In a unanimous decision Thursday, the Supreme Court reaffirmed whistleblower protections guaranteed under the Sarbanes-Oxley Act.

The case, Murray v. UBS Securities, centered around the termination of former UBS analyst Trevor Murray, who was tasked with writing independent research reports on UBS’s commercial mortgage-backed securities (CMBS). Murray blew the whistle after he alleged he was pressured to write reports in a way that favored UBS’s products and sales strategies.

In its ruling, the court said whistleblowers don’t have to prove they were terminated because of “retaliatory intent”—a decision expected to set a precedent that impacts all corporate internal reporting cases in favor of whistleblowers.

The details: In 2011, two leaders on UBS’s CMBS desk pressured Murray to skew his reports to be more supportive of their business strategies, instructing him to “‘clear [his] research articles with the desk’” before publishing, as detailed in the court’s opinion.

Murray alerted his direct supervisor about the behavior but was told to “‘write what the business line wanted,’” per the opinion. Shortly after the exchange, Murray’s direct supervisor recommended he “‘be removed from [UBS’s] head count,’” despite Murray receiving a positive performance review not long prior. UBS fired Murray in February 2012.

In 2014, Murray filed a lawsuit against UBS, claiming he was fired for blowing the whistle.
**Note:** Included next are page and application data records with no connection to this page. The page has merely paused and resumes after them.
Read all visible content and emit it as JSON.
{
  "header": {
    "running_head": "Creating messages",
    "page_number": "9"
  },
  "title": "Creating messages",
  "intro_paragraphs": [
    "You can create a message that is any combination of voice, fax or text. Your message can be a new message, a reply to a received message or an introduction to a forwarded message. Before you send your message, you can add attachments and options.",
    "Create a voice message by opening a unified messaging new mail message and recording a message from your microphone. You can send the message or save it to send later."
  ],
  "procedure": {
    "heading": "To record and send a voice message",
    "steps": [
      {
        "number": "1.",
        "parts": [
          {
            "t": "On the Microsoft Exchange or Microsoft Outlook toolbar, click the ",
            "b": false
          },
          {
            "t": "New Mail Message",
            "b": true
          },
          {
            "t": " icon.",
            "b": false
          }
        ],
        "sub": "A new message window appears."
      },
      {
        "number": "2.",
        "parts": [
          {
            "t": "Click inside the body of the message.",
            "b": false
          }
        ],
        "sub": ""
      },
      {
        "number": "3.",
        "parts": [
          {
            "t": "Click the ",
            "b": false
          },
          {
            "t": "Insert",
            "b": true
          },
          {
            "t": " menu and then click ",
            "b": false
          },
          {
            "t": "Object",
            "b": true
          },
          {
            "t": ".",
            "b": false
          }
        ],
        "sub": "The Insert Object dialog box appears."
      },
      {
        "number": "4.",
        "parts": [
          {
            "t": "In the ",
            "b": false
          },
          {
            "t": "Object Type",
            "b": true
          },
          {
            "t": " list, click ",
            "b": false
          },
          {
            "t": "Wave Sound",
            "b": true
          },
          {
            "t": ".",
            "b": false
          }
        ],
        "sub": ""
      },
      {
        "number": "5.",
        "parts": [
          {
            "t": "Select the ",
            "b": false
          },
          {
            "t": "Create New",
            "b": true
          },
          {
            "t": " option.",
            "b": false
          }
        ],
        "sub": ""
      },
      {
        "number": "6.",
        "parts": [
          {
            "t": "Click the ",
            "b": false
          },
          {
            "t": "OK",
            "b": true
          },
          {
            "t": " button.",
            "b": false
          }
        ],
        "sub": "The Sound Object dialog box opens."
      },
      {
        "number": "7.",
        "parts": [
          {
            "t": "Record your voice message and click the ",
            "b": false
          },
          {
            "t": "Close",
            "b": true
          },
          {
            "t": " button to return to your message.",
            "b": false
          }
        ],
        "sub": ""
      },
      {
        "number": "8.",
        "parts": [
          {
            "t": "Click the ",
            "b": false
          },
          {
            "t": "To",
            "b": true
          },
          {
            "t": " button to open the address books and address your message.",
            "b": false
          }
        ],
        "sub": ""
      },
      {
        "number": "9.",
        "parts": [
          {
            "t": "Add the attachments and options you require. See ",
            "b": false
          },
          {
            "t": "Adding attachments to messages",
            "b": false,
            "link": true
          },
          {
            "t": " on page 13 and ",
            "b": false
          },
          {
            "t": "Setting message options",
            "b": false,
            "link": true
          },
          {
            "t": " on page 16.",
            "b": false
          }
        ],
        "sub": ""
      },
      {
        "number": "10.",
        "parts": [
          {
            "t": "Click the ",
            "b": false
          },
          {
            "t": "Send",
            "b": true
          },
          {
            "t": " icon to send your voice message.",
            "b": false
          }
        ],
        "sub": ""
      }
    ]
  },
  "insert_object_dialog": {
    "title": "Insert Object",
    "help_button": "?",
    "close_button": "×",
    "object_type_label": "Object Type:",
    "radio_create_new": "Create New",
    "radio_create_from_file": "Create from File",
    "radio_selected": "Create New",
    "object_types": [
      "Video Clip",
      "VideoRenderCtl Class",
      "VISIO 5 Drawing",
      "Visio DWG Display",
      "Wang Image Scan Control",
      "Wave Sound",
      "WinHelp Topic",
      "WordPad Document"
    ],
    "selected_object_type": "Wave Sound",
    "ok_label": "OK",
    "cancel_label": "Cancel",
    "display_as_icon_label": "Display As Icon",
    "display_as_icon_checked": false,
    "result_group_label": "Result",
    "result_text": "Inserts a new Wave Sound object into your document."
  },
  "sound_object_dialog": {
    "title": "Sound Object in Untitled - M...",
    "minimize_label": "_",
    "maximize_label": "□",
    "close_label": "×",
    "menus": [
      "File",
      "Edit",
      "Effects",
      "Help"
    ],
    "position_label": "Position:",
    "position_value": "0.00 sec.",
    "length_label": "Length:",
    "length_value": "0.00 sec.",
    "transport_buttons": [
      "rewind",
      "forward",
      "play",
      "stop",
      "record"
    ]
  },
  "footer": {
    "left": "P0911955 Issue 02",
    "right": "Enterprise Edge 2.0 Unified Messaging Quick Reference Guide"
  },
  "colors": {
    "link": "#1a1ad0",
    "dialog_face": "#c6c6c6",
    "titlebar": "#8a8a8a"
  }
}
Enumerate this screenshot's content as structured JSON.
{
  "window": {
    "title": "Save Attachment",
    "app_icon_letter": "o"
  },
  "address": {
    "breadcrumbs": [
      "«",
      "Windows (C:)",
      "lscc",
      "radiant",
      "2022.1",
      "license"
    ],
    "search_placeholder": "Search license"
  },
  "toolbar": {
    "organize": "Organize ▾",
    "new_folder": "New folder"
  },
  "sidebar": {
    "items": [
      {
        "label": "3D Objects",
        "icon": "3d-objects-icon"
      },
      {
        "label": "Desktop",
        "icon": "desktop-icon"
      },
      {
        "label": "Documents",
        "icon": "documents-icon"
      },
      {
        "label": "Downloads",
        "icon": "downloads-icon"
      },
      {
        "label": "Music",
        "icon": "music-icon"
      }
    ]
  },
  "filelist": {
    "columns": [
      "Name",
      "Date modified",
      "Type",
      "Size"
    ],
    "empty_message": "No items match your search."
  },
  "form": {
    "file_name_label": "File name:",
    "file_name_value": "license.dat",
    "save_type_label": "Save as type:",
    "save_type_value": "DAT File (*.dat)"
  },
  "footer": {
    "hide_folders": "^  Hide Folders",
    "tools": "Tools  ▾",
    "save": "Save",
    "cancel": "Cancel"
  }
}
In 2017, a federal jury awarded him $903,300.

However, in 2022, the U.S. Court of Appeals for the Second Circuit overturned the decision, with the court instructing the jury that Murray prove UBS’s “retaliatory intent.”

The Supreme Court argued the “Second Circuit erred by making proof of ‘retaliatory intent’ a requirement.” Instead, the “actionable discrimination” of a whistleblower was the real burden of proof, in the court’s opinion.

With the ruling, UBS must pay Murray the $903,300.

Robert Herbst, Murray’s lead trial attorney and counsel of record in the Supreme Court, called the decision “a significant victory across the board” for whistleblower protections, whether it be at the corporate level, governmental, or nongovernmental.

“Effectively, the Supreme Court said it’s up to the employer to prove they lacked retaliatory intent,” Herbst said when reached by phone Friday. “The whistleblower only has to prove that his or her protected activity was a contributing factor.”

UBS did not respond to a request for comment.